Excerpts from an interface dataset
_ _ _ _

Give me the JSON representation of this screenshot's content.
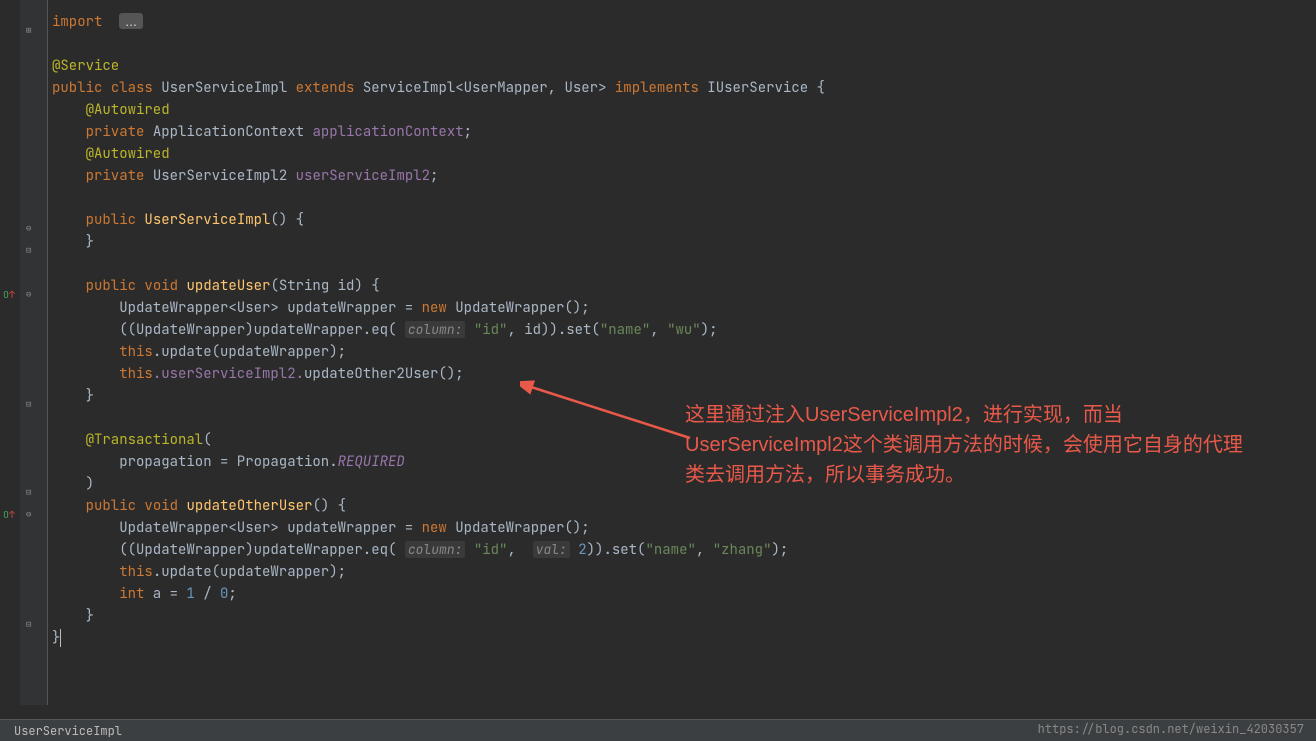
{
  "status": {
    "breadcrumb": "UserServiceImpl",
    "watermark": "https://blog.csdn.net/weixin_42030357"
  },
  "annotation_text": "这里通过注入UserServiceImpl2，进行实现，而当UserServiceImpl2这个类调用方法的时候，会使用它自身的代理类去调用方法，所以事务成功。",
  "code": {
    "import_kw": "import",
    "import_badge": "...",
    "anno_service": "@Service",
    "kw_public": "public",
    "kw_class": "class",
    "cls_name": "UserServiceImpl",
    "kw_extends": "extends",
    "cls_parent": "ServiceImpl",
    "gen_open": "<",
    "gen_mapper": "UserMapper",
    "comma": ", ",
    "gen_user": "User",
    "gen_close": ">",
    "kw_implements": "implements",
    "iface": "IUserService",
    "brace_open": " {",
    "anno_autowired": "@Autowired",
    "kw_private": "private",
    "fld_ctx_type": "ApplicationContext",
    "fld_ctx_name": "applicationContext",
    "semi": ";",
    "fld_impl2_type": "UserServiceImpl2",
    "fld_impl2_name": "userServiceImpl2",
    "ctor_name": "UserServiceImpl",
    "ctor_sig": "() {",
    "brace_close": "}",
    "kw_void": "void",
    "m_updateUser": "updateUser",
    "m_sig_string_id": "(String id) {",
    "uw_line_pre": "UpdateWrapper<User> updateWrapper = ",
    "kw_new": "new",
    "uw_line_post": " UpdateWrapper();",
    "eq_line_pre": "((UpdateWrapper)updateWrapper.eq(",
    "hint_column": "column:",
    "str_id": "\"id\"",
    "eq_line_mid": ", id)).set(",
    "str_name": "\"name\"",
    "str_wu": "\"wu\"",
    "paren_semi": ");",
    "kw_this": "this",
    "update_call": ".update(updateWrapper);",
    "impl2_ref": ".userServiceImpl2.",
    "m_updateOther2User": "updateOther2User",
    "empty_call": "();",
    "anno_transactional": "@Transactional",
    "tx_open_paren": "(",
    "tx_prop_line": "propagation = Propagation.",
    "tx_required": "REQUIRED",
    "tx_close_paren": ")",
    "m_updateOtherUser": "updateOtherUser",
    "m_sig_empty": "() {",
    "hint_val": "val:",
    "num_2": "2",
    "eq_line_mid2": ")).set(",
    "str_zhang": "\"zhang\"",
    "kw_int": "int",
    "var_a": " a = ",
    "num_1": "1",
    "op_div": " / ",
    "num_0": "0",
    "final_brace": "}"
  }
}
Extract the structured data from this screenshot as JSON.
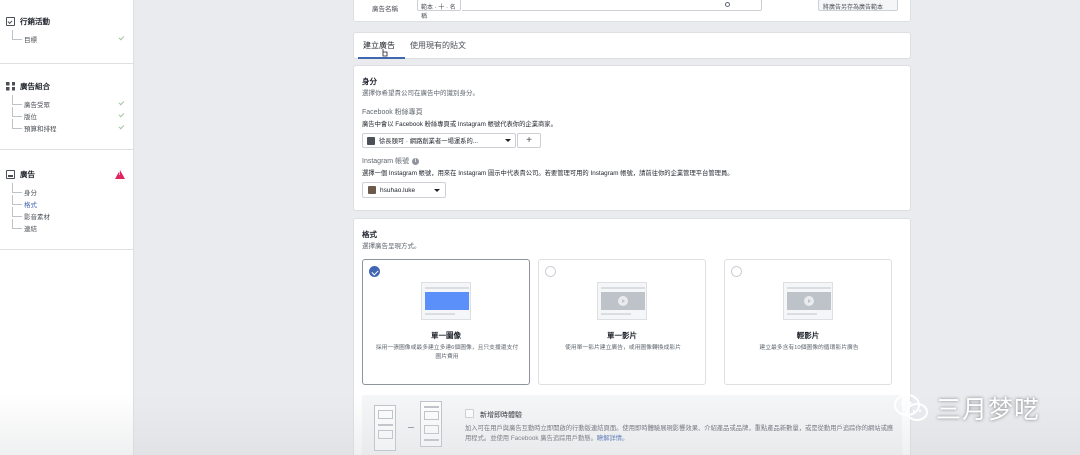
{
  "sidebar": {
    "campaign": {
      "title": "行銷活動",
      "items": [
        {
          "label": "目標",
          "done": true
        }
      ]
    },
    "adset": {
      "title": "廣告組合",
      "items": [
        {
          "label": "廣告受眾",
          "done": true
        },
        {
          "label": "版位",
          "done": true
        },
        {
          "label": "預算和排程",
          "done": true
        }
      ]
    },
    "ad": {
      "title": "廣告",
      "warning": true,
      "items": [
        {
          "label": "身分",
          "active": false
        },
        {
          "label": "格式",
          "active": true
        },
        {
          "label": "影音素材",
          "active": false
        },
        {
          "label": "連結",
          "active": false
        }
      ]
    }
  },
  "top_strip": {
    "label": "廣告名稱",
    "select_value": "範本 · 十 · 名稱",
    "button_label": "將廣告另存為廣告範本"
  },
  "tabs": [
    {
      "label": "建立廣告",
      "active": true
    },
    {
      "label": "使用現有的貼文",
      "active": false
    }
  ],
  "identity": {
    "title": "身分",
    "desc": "選擇你希望貴公司在廣告中的識別身分。",
    "fb_label": "Facebook 粉絲專頁",
    "fb_hint": "廣告中會以 Facebook 粉絲專頁或 Instagram 帳號代表你的企業商家。",
    "fb_page_value": "徐長頤可 · 網路創業者一場運系的...",
    "ig_label": "Instagram 帳號",
    "ig_hint": "選擇一個 Instagram 帳號，用來在 Instagram 圖示中代表貴公司。若要管理可用的 Instagram 帳號，請前往你的企業管理平台管理員。",
    "ig_value": "hsuhao.luke"
  },
  "format": {
    "title": "格式",
    "desc": "選擇廣告呈現方式。",
    "options": [
      {
        "name": "單一圖像",
        "desc": "採用一張圖像或最多建立多達6個圖像，且只支援還支付圖片費用",
        "selected": true,
        "media": "image"
      },
      {
        "name": "單一影片",
        "desc": "使用單一影片建立廣告，或用圖像轉換成影片",
        "selected": false,
        "media": "video"
      },
      {
        "name": "輕影片",
        "desc": "建立最多含有10個圖像的循環影片廣告",
        "selected": false,
        "media": "video"
      }
    ],
    "instant": {
      "title": "新增即時體驗",
      "desc": "加入可在用戶與廣告互動時立即開啟的行動版連結頁面。使用即時體驗展現影響效果、介紹產品或品牌，重點產品新數量，或是從動用戶追踪你的網站或應用程式。並使用 Facebook 廣告追踪用戶動態。",
      "link": "瞭解詳情。"
    }
  },
  "watermark": {
    "text": "三月梦呓"
  },
  "colors": {
    "accent": "#4267b2",
    "warning": "#e0245e",
    "background": "#e9ebee"
  }
}
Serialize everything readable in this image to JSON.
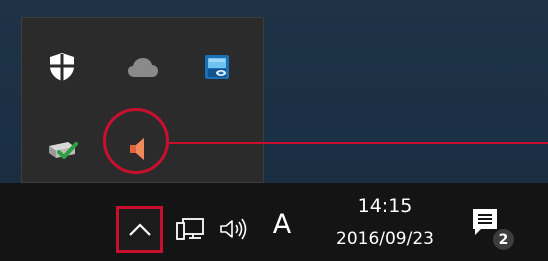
{
  "tray_popup": {
    "icons": [
      {
        "name": "windows-defender-shield-icon"
      },
      {
        "name": "onedrive-cloud-icon"
      },
      {
        "name": "network-drive-app-icon"
      },
      {
        "name": "printer-check-icon"
      },
      {
        "name": "speaker-muted-icon"
      }
    ]
  },
  "taskbar": {
    "show_hidden_icons": {
      "icon": "chevron-up-icon"
    },
    "network_icon": "network-monitor-icon",
    "volume_icon": "speaker-volume-icon",
    "ime_indicator": "A",
    "clock": {
      "time": "14:15",
      "date": "2016/09/23"
    },
    "action_center": {
      "icon": "notification-icon",
      "badge_count": "2"
    }
  },
  "colors": {
    "highlight": "#c8102e",
    "taskbar_bg": "#141414",
    "popup_bg": "#2b2b2b"
  }
}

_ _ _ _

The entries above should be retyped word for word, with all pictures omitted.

Give me the JSON representation of this screenshot's content.
{
  "status": {
    "breadcrumb": "UserServiceImpl",
    "watermark": "https://blog.csdn.net/weixin_42030357"
  },
  "annotation_text": "这里通过注入UserServiceImpl2，进行实现，而当UserServiceImpl2这个类调用方法的时候，会使用它自身的代理类去调用方法，所以事务成功。",
  "code": {
    "import_kw": "import",
    "import_badge": "...",
    "anno_service": "@Service",
    "kw_public": "public",
    "kw_class": "class",
    "cls_name": "UserServiceImpl",
    "kw_extends": "extends",
    "cls_parent": "ServiceImpl",
    "gen_open": "<",
    "gen_mapper": "UserMapper",
    "comma": ", ",
    "gen_user": "User",
    "gen_close": ">",
    "kw_implements": "implements",
    "iface": "IUserService",
    "brace_open": " {",
    "anno_autowired": "@Autowired",
    "kw_private": "private",
    "fld_ctx_type": "ApplicationContext",
    "fld_ctx_name": "applicationContext",
    "semi": ";",
    "fld_impl2_type": "UserServiceImpl2",
    "fld_impl2_name": "userServiceImpl2",
    "ctor_name": "UserServiceImpl",
    "ctor_sig": "() {",
    "brace_close": "}",
    "kw_void": "void",
    "m_updateUser": "updateUser",
    "m_sig_string_id": "(String id) {",
    "uw_line_pre": "UpdateWrapper<User> updateWrapper = ",
    "kw_new": "new",
    "uw_line_post": " UpdateWrapper();",
    "eq_line_pre": "((UpdateWrapper)updateWrapper.eq(",
    "hint_column": "column:",
    "str_id": "\"id\"",
    "eq_line_mid": ", id)).set(",
    "str_name": "\"name\"",
    "str_wu": "\"wu\"",
    "paren_semi": ");",
    "kw_this": "this",
    "update_call": ".update(updateWrapper);",
    "impl2_ref": ".userServiceImpl2.",
    "m_updateOther2User": "updateOther2User",
    "empty_call": "();",
    "anno_transactional": "@Transactional",
    "tx_open_paren": "(",
    "tx_prop_line": "propagation = Propagation.",
    "tx_required": "REQUIRED",
    "tx_close_paren": ")",
    "m_updateOtherUser": "updateOtherUser",
    "m_sig_empty": "() {",
    "hint_val": "val:",
    "num_2": "2",
    "eq_line_mid2": ")).set(",
    "str_zhang": "\"zhang\"",
    "kw_int": "int",
    "var_a": " a = ",
    "num_1": "1",
    "op_div": " / ",
    "num_0": "0",
    "final_brace": "}"
  }
}
Extract the structured data from this screenshot as JSON.
{
  "sidebar": {
    "campaign": {
      "title": "行銷活動",
      "items": [
        {
          "label": "目標",
          "done": true
        }
      ]
    },
    "adset": {
      "title": "廣告組合",
      "items": [
        {
          "label": "廣告受眾",
          "done": true
        },
        {
          "label": "版位",
          "done": true
        },
        {
          "label": "預算和排程",
          "done": true
        }
      ]
    },
    "ad": {
      "title": "廣告",
      "warning": true,
      "items": [
        {
          "label": "身分",
          "active": false
        },
        {
          "label": "格式",
          "active": true
        },
        {
          "label": "影音素材",
          "active": false
        },
        {
          "label": "連結",
          "active": false
        }
      ]
    }
  },
  "top_strip": {
    "label": "廣告名稱",
    "select_value": "範本 · 十 · 名稱",
    "button_label": "將廣告另存為廣告範本"
  },
  "tabs": [
    {
      "label": "建立廣告",
      "active": true
    },
    {
      "label": "使用現有的貼文",
      "active": false
    }
  ],
  "identity": {
    "title": "身分",
    "desc": "選擇你希望貴公司在廣告中的識別身分。",
    "fb_label": "Facebook 粉絲專頁",
    "fb_hint": "廣告中會以 Facebook 粉絲專頁或 Instagram 帳號代表你的企業商家。",
    "fb_page_value": "徐長頤可 · 網路創業者一場運系的...",
    "ig_label": "Instagram 帳號",
    "ig_hint": "選擇一個 Instagram 帳號，用來在 Instagram 圖示中代表貴公司。若要管理可用的 Instagram 帳號，請前往你的企業管理平台管理員。",
    "ig_value": "hsuhao.luke"
  },
  "format": {
    "title": "格式",
    "desc": "選擇廣告呈現方式。",
    "options": [
      {
        "name": "單一圖像",
        "desc": "採用一張圖像或最多建立多達6個圖像，且只支援還支付圖片費用",
        "selected": true,
        "media": "image"
      },
      {
        "name": "單一影片",
        "desc": "使用單一影片建立廣告，或用圖像轉換成影片",
        "selected": false,
        "media": "video"
      },
      {
        "name": "輕影片",
        "desc": "建立最多含有10個圖像的循環影片廣告",
        "selected": false,
        "media": "video"
      }
    ],
    "instant": {
      "title": "新增即時體驗",
      "desc": "加入可在用戶與廣告互動時立即開啟的行動版連結頁面。使用即時體驗展現影響效果、介紹產品或品牌，重點產品新數量，或是從動用戶追踪你的網站或應用程式。並使用 Facebook 廣告追踪用戶動態。",
      "link": "瞭解詳情。"
    }
  },
  "watermark": {
    "text": "三月梦呓"
  },
  "colors": {
    "accent": "#4267b2",
    "warning": "#e0245e",
    "background": "#e9ebee"
  }
}
Serialize everything readable in this image to JSON.
{
  "tray_popup": {
    "icons": [
      {
        "name": "windows-defender-shield-icon"
      },
      {
        "name": "onedrive-cloud-icon"
      },
      {
        "name": "network-drive-app-icon"
      },
      {
        "name": "printer-check-icon"
      },
      {
        "name": "speaker-muted-icon"
      }
    ]
  },
  "taskbar": {
    "show_hidden_icons": {
      "icon": "chevron-up-icon"
    },
    "network_icon": "network-monitor-icon",
    "volume_icon": "speaker-volume-icon",
    "ime_indicator": "A",
    "clock": {
      "time": "14:15",
      "date": "2016/09/23"
    },
    "action_center": {
      "icon": "notification-icon",
      "badge_count": "2"
    }
  },
  "colors": {
    "highlight": "#c8102e",
    "taskbar_bg": "#141414",
    "popup_bg": "#2b2b2b"
  }
}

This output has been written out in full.